He ran the studio with the best name: American. Where Wilson Pickett came to do a ballad. Where Dusty Springfield came when she came to Memphis. Where Elvis came when he came back to Memphis. Where, for a few years, the world came. Believe me, whatever that little studio’s faults, if the world still had such a place, we’d all be a lot better off.
Pick to Click:
Willie Mitchell (Writer, Producer, Band Leader, Sideman, Entrepreneur, Hit-Maker):
The spirit of Hi Records (home of Al Green, O.V. Wright and Ann Peebles in the last truly powerful moment of southern soul’s grip on the national spirit) during its reign of glory.
Pick to Click:
There’s a nice, appropriate way to end a list could be a lot longer.
Suffice it to say there’s a lot of work left to do before the Rock and Roll Hall of Fame is everything it should be. Hope they get started soon, I’d like to live to see it.
This actually came in the mail in time to accompany me to Memphis last week and it made such a strong impression that even a new level of appreciation for Otis Redding (via Rhino’s old box set, which I’ve had for a while…and, yes, I’ve always liked Otis Redding, but I’m starting to connect with him more and more) didn’t lessen the impact of Ace’s superb selection and sequencing.

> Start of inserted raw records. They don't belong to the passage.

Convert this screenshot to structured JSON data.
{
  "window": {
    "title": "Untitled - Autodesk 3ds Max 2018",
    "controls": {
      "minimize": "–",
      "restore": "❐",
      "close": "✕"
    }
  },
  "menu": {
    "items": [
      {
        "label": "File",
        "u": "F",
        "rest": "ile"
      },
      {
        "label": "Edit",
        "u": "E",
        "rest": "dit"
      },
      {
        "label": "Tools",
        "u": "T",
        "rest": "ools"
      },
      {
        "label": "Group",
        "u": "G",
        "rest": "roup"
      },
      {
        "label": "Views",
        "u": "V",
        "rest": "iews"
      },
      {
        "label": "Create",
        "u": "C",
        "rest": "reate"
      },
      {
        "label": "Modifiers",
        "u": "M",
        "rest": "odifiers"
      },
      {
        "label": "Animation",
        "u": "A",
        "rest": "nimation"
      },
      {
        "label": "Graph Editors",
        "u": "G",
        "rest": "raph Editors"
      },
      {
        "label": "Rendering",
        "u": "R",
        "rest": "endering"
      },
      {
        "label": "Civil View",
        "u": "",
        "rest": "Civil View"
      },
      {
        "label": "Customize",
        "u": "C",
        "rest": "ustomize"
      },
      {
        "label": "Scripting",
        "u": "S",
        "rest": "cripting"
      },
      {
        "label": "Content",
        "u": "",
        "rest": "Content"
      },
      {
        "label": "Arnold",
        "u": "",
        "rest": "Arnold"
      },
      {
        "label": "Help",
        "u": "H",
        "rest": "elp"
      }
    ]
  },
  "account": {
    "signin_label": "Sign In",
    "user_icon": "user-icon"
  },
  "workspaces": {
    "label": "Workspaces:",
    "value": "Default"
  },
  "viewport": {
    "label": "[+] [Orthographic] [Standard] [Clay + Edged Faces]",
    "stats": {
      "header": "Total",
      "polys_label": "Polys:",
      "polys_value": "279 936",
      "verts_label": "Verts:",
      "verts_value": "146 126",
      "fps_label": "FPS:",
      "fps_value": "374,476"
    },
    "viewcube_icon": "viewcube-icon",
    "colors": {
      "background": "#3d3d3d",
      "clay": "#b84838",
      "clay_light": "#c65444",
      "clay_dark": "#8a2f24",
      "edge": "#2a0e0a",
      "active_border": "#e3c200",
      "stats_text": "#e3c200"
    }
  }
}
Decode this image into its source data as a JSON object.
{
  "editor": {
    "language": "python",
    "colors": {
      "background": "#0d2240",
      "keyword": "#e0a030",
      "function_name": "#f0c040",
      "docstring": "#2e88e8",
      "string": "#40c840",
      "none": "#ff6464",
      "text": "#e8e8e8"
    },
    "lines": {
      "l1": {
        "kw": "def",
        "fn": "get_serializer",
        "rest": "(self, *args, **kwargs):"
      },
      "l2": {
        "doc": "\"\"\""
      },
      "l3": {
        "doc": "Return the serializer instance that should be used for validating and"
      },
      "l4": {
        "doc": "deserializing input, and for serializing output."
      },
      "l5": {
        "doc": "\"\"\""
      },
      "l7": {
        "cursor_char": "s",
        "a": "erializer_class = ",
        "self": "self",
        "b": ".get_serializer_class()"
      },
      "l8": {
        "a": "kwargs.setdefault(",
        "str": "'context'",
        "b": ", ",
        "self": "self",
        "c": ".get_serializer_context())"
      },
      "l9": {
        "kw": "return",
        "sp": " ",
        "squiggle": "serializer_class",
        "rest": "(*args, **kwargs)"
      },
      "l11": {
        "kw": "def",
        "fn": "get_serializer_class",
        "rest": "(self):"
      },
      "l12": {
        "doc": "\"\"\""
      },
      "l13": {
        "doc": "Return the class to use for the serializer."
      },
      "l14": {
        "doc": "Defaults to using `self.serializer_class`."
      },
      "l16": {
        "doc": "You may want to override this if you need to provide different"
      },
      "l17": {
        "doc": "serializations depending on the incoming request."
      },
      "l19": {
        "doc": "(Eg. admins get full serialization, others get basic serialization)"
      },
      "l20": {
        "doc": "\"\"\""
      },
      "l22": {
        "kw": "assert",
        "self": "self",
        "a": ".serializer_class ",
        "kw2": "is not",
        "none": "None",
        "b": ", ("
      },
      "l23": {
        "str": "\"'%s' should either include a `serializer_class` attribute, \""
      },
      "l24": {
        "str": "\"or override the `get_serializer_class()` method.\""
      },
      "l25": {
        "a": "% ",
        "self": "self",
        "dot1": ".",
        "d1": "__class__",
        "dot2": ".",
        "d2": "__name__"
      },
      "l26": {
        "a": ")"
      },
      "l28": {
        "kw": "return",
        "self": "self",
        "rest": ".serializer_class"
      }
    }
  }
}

Although, Chips Moman’s studio’s output cries out for a box set, this sampler does give a real taste of his vision, which was something like: Come one, come all.
Which might mean he had the most appropriately named studio of all.
Where else would you find garage band classics next to deep soul singers (including the blue-eyed version), next to country rock next to straight Top 40 pop next to late period girl group hits next to, you know, the greatest sessions of Elvis Presley’s career?
In all of that, nothing struck me–either in the twilight gloaming of South Alabama or (upon my return), the late night comfort of my den, quite like the genius segue of this…
I know, I know. Music and Things are just as good now…